In a bid to showcase his mad construction skills, he’s used 8,500 beer bottles to make the entire upper floor of a two-storey building!
The 300-square foot office, located in Chongqing city, consists of 40 layers of bottles that Li and his father laid out over four months.
Pictures show how he cleverly stacked the bottles in rows with the bottoms facing inward sand filling the gaps with stones and cement.
“I wanted to build an artistic and usable office,” said Li, who graduated from the Inner Mongolia University of Science and Technology this year.
“This building is also my calling card for my future business plans. It will allow investors to see my products in real life and see my talent.”
Although Li has interned at various construction companies, he said that he was drawn towards doing something more creative.
“There is no creativity and it’s a waste of life to be there,” Li said.
“No matter if I succeed or not, I want to give my dream a try.”

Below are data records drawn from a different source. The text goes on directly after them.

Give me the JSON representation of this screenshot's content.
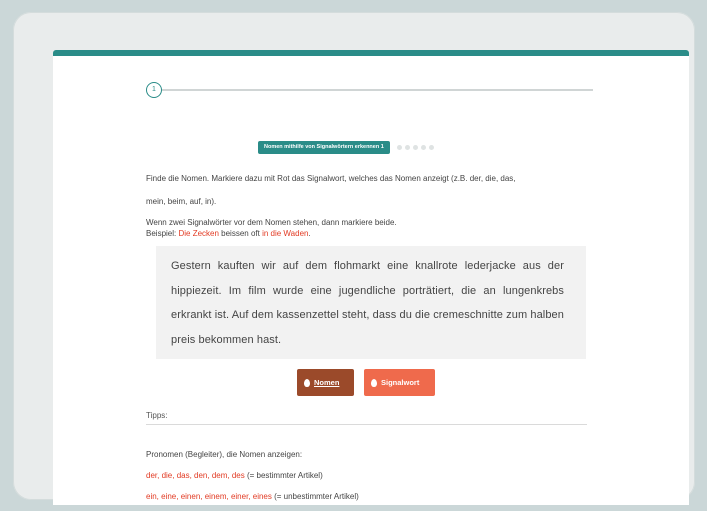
{
  "progress": {
    "step_number": "1"
  },
  "badge": {
    "label": "Nomen mithilfe von Signalwörtern erkennen 1",
    "dot_count": 5
  },
  "instructions": {
    "line1": "Finde die Nomen. Markiere dazu mit Rot das Signalwort, welches das Nomen anzeigt (z.B. der, die, das,",
    "line2": "mein, beim, auf, in).",
    "line3": "Wenn zwei Signalwörter vor dem Nomen stehen, dann markiere beide.",
    "example_prefix": "Beispiel: ",
    "example_word1": "Die Zecken",
    "example_mid": " beissen oft ",
    "example_word2": "in die Waden",
    "example_end": "."
  },
  "exercise": {
    "text": "Gestern kauften wir auf dem flohmarkt eine knallrote lederjacke aus der hippiezeit. Im film wurde eine jugendliche porträtiert, die an lungenkrebs erkrankt ist. Auf dem kassenzettel steht, dass du die cremeschnitte zum halben preis bekommen hast."
  },
  "buttons": {
    "nomen_label": "Nomen",
    "signalwort_label": "Signalwort"
  },
  "tips": {
    "heading": "Tipps:",
    "pronomen_line": "Pronomen (Begleiter), die Nomen anzeigen:",
    "definite_words": "der, die, das, den, dem, des",
    "definite_note": " (= bestimmter Artikel)",
    "indefinite_words": "ein, eine, einen, einem, einer, eines",
    "indefinite_note": " (= unbestimmter Artikel)"
  },
  "colors": {
    "teal": "#2a8c88",
    "red": "#e23b24",
    "nomen_button": "#9b4a2a",
    "signalwort_button": "#ef6a4c"
  }
}
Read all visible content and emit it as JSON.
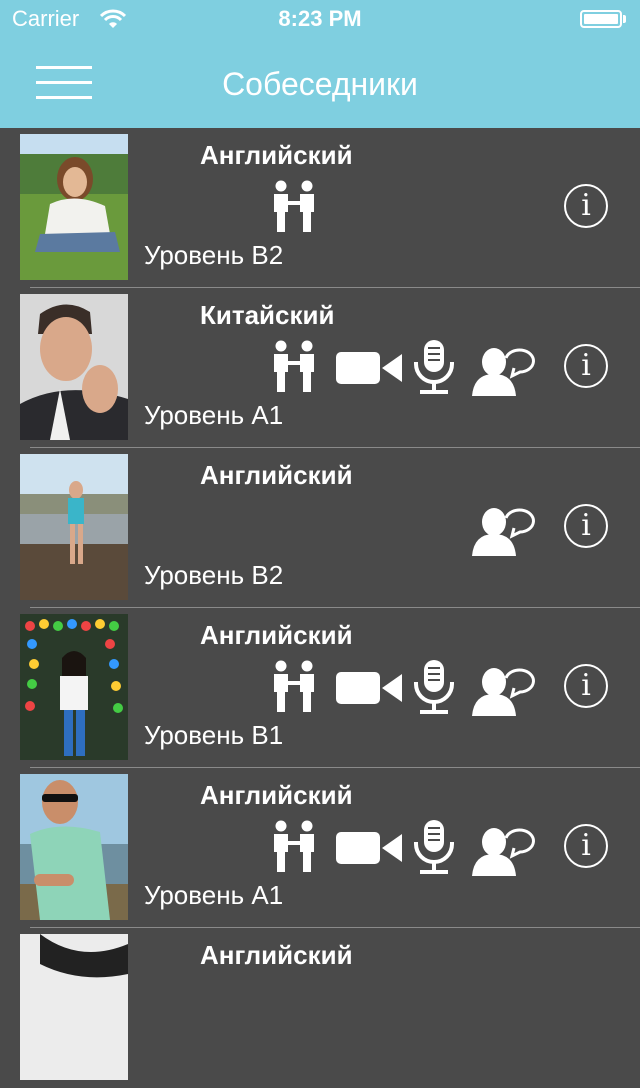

Li plans to sell clients real-life ideas like this beer-bottle office, instead of drawing up plans and designs on pieces of paper.
“It will allow investors to see my products in real life and see my talent,” the young architecture graduate added.
Li’s father is quite supportive of his outside-the-box venture.
“He has been very independent from a young age.
We could see that he has a strong determination to create his own business,” he said.
“When he proposed to build the glass house, although we are a family of limited means I immediately told him he would have my complete support.”
The project cost Li and his family 70,000 yuan (about $11,000) to complete.
Meanwhile, Li’s neighbors are totally in awe of his stunning creation.
“At night it looks even better. The lights are on and the building glows. Some of the green light shines over to the nearby road,” Li Yan, a neighbor, said.
However, a local architect did question the strength of the structure.
“The second floor has no load bearing walls and the bottles have a limit to the load they can bear,” said Tang Ji, who runs a design company in Chongqing.
“If these factors are not taken into account there is a risk of collapse.”
But if this Russian house built entirely of champagne bottles is any proof, Li’s office might just stand for decades!